The untranslatable is the world party pooper. It is the resistance of language to univocal meaning, the countless historical, political and cultural associations of words that trouble any easy traffic between languages. Apter, drawing on Barbara Cassin’s Dictionary of Untranslatables: A Philosophical Lexicon , gives examples of words that are resistant to simple rendering. There is the Portuguese saudade , which means variously nostalgia, longing, yearning, torpor, moral ambiguity, loneliness. The Russian word pravda , which is conventionally translated in English as “truth”, exists in a complex echo chamber of reference. Depending on the context, the word can allude to “democratic cosmopolitics, the topology of exile, solidarity with persecuted minorities and refugees, Russian Saint-Simonianism and Russophilic worldviews”.
The untranslatable becomes a way of thinking about the specificity of languages and cultures, the singularity of written expression in particular places at particular times. One of the paradoxes of untranslatability, of course, is that you have to try harder to understand what the other is saying, devote more resources to the effort and value successful translation all the more, precisely because it is so difficult.

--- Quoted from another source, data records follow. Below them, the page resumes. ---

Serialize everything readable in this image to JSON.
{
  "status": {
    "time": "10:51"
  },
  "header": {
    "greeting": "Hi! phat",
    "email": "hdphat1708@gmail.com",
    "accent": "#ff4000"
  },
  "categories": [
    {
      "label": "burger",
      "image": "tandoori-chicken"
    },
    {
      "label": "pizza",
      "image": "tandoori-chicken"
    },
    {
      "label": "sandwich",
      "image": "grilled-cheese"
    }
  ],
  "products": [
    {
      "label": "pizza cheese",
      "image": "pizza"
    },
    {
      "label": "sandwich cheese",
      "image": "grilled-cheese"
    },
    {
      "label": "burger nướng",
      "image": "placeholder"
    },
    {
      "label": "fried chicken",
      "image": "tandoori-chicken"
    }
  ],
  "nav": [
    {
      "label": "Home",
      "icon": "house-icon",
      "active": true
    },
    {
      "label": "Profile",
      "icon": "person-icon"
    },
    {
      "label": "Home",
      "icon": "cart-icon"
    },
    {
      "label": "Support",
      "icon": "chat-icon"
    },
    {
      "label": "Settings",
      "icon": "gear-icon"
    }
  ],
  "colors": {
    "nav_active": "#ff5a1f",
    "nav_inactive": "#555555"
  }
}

Apter’s philology leads directly to the politics of untranslatability of her subtitle. She coins the term “oneworldedness” to refer to “planetary paranoia marked by cyber-surveillance, cartographies of cartels, and webs of international relationality within and outside of the nation and on the edges of legality”. This is the dark side of planetary utopianism, where everything is connected by a conspiracy of intent. You join up the dots and terrorist attacks on the World Trade Center become linked to weapons of mass destruction in Iraq, and readers in public libraries requesting titles on Islam become potential jihadists. If paranoia has always been a first cousin of theory, both involving relentlessly tracking patterns, then oneworldednes involves a theory of translatability, namely that historical, political and cultural differences can all be effortlessly translated into the common language of the plot against the US. Championing the untranslatable, then, becomes a way of homing in on differences.

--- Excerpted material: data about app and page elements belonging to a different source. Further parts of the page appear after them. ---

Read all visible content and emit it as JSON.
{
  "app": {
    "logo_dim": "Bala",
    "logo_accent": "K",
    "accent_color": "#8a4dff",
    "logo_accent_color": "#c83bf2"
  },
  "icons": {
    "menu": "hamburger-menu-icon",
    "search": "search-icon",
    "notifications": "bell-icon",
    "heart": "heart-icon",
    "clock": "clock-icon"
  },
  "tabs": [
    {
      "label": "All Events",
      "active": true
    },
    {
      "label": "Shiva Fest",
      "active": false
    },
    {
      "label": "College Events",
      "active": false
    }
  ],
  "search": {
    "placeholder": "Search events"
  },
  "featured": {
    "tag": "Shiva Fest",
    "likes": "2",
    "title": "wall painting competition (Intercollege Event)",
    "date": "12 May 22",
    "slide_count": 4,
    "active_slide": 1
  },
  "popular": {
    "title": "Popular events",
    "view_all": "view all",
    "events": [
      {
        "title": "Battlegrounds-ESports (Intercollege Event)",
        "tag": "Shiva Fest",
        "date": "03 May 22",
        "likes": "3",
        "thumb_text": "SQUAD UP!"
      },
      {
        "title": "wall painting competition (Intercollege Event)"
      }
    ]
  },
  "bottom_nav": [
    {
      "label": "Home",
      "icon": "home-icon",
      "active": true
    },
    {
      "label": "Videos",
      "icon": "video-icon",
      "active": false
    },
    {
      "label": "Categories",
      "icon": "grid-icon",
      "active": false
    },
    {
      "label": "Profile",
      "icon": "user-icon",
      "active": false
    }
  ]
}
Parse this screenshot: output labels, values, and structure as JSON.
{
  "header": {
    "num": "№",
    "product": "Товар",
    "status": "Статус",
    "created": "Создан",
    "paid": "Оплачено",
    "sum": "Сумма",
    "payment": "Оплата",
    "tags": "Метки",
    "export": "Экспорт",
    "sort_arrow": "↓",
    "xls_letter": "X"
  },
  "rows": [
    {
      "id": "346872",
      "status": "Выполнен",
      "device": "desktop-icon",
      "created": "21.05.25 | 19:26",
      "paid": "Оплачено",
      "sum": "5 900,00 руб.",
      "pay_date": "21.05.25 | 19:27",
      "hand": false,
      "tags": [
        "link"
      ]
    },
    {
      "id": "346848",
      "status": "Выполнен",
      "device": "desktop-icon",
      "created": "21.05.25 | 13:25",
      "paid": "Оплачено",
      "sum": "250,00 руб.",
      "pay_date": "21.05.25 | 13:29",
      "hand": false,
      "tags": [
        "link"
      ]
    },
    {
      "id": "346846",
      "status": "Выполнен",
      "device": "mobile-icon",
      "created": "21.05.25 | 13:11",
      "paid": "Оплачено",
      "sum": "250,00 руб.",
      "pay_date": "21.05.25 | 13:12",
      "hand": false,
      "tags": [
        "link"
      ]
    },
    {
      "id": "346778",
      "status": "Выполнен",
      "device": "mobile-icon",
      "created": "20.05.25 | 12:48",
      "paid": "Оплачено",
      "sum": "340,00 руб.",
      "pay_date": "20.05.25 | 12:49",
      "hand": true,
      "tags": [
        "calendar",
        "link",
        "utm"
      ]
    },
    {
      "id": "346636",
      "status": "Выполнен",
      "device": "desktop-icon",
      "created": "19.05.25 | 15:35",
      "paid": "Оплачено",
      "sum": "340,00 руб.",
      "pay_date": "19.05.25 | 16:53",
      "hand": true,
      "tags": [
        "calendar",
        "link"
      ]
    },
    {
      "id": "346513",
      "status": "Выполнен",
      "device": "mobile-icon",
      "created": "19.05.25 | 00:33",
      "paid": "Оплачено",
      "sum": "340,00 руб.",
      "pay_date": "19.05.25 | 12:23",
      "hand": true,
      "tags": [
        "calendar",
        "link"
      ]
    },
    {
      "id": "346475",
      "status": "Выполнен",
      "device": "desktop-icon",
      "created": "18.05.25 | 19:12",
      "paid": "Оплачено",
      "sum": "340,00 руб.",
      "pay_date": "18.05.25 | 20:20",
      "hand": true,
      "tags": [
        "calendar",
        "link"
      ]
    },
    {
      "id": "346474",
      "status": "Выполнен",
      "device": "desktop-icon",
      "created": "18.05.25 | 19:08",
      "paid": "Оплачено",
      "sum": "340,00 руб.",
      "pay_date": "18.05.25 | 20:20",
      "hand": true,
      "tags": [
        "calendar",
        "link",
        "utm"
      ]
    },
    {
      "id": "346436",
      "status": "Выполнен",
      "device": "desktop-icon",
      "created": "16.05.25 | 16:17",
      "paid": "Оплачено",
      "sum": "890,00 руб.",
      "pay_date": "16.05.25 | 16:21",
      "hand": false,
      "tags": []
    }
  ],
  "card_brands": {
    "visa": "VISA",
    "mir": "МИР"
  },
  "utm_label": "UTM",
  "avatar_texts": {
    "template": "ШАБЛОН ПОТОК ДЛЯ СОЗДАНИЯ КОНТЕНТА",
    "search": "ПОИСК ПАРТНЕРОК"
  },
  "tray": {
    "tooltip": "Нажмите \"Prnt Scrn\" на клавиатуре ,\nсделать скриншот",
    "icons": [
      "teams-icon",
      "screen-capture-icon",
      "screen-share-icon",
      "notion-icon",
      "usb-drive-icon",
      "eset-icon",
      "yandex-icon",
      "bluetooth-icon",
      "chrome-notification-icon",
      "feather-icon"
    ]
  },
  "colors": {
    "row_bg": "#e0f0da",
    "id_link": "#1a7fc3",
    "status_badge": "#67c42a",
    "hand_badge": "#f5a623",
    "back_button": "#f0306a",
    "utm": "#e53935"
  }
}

Against World Literature is less a tightly focused monograph dealing with a single idea than a collection of essays and reviews. Apter engages with critics such as Jacques Derrida, Eric Auerbach and Edward Said and the Moroccan poet Abdelfattah Kilito to see how “justice as translation” might work. In speculating on how seeming irreducible differences (Israel/ Palestine is mentioned a lot) might be brought to the negotiating table of language, Apter explores what the difficulty of translation might tell us about the limits and possibilities of world understanding.

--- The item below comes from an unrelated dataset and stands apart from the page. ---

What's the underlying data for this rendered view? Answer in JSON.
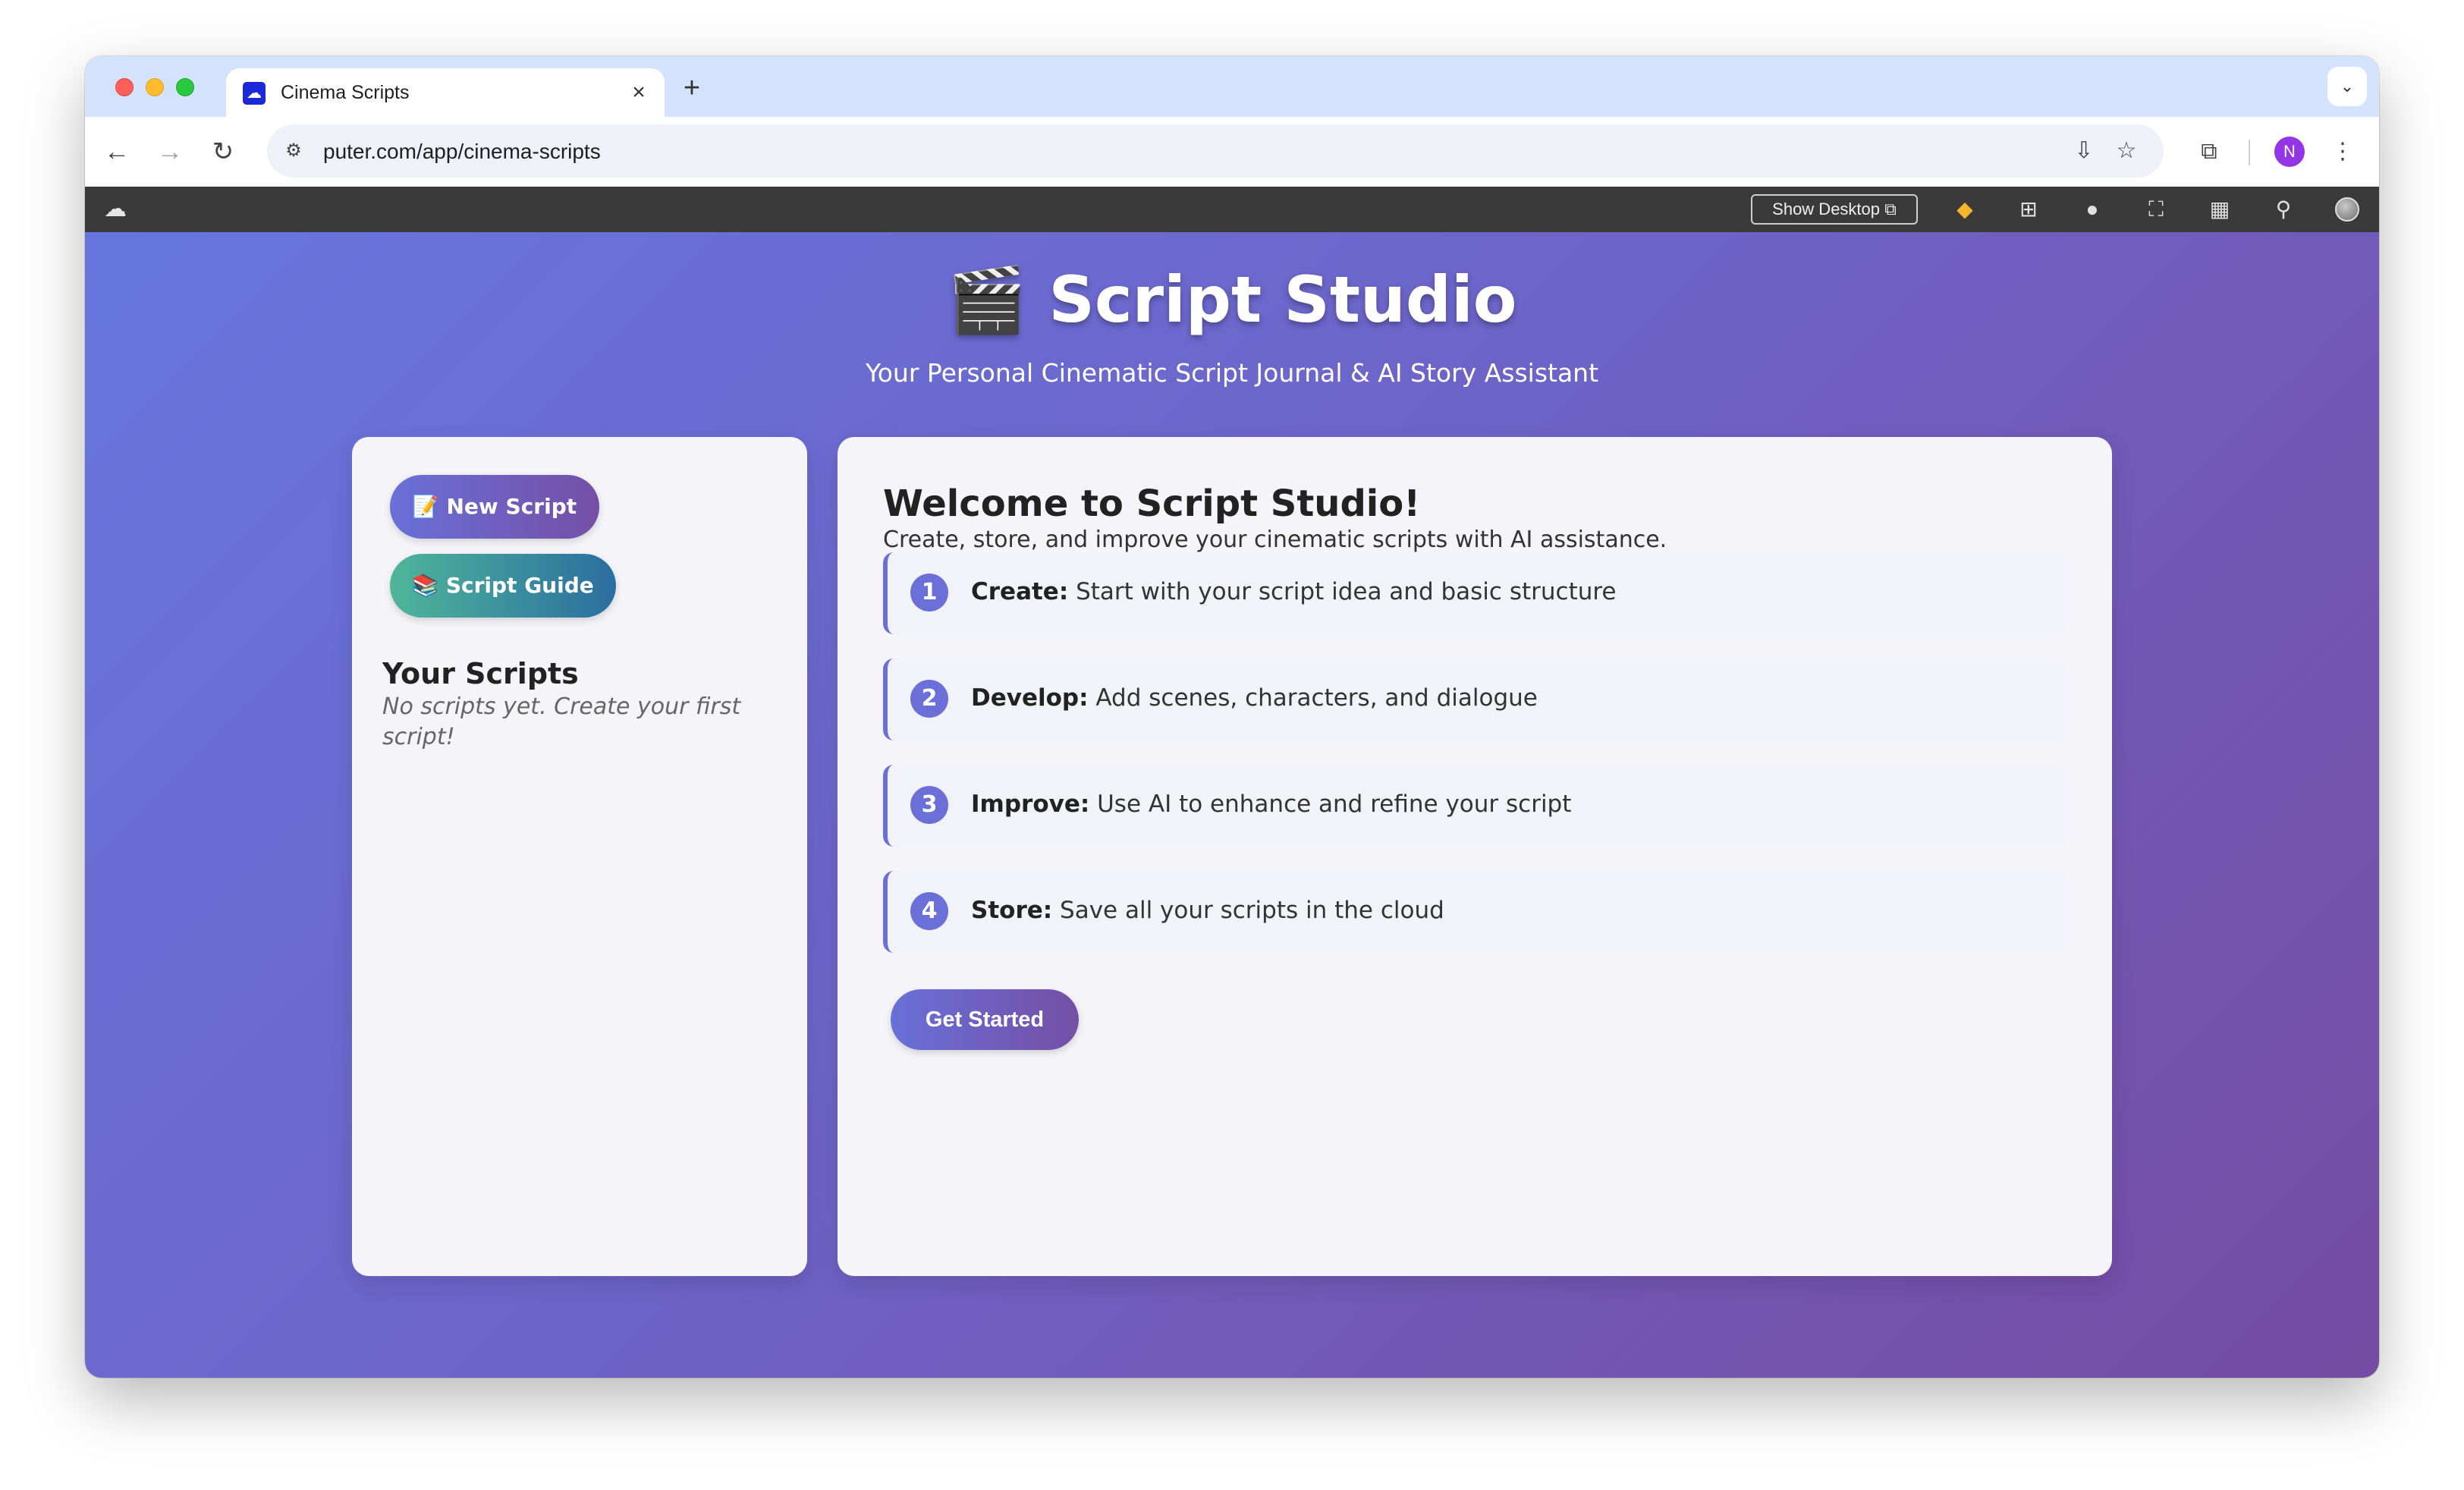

Though the reader risks being interred under the falling debris of the author’s omnivorous erudition, Against World Literature is a timely and persuasive polemic. Thinking about what it means to be at the ends of the earth must lead to thinking about the ends of the earth’s inhabitants.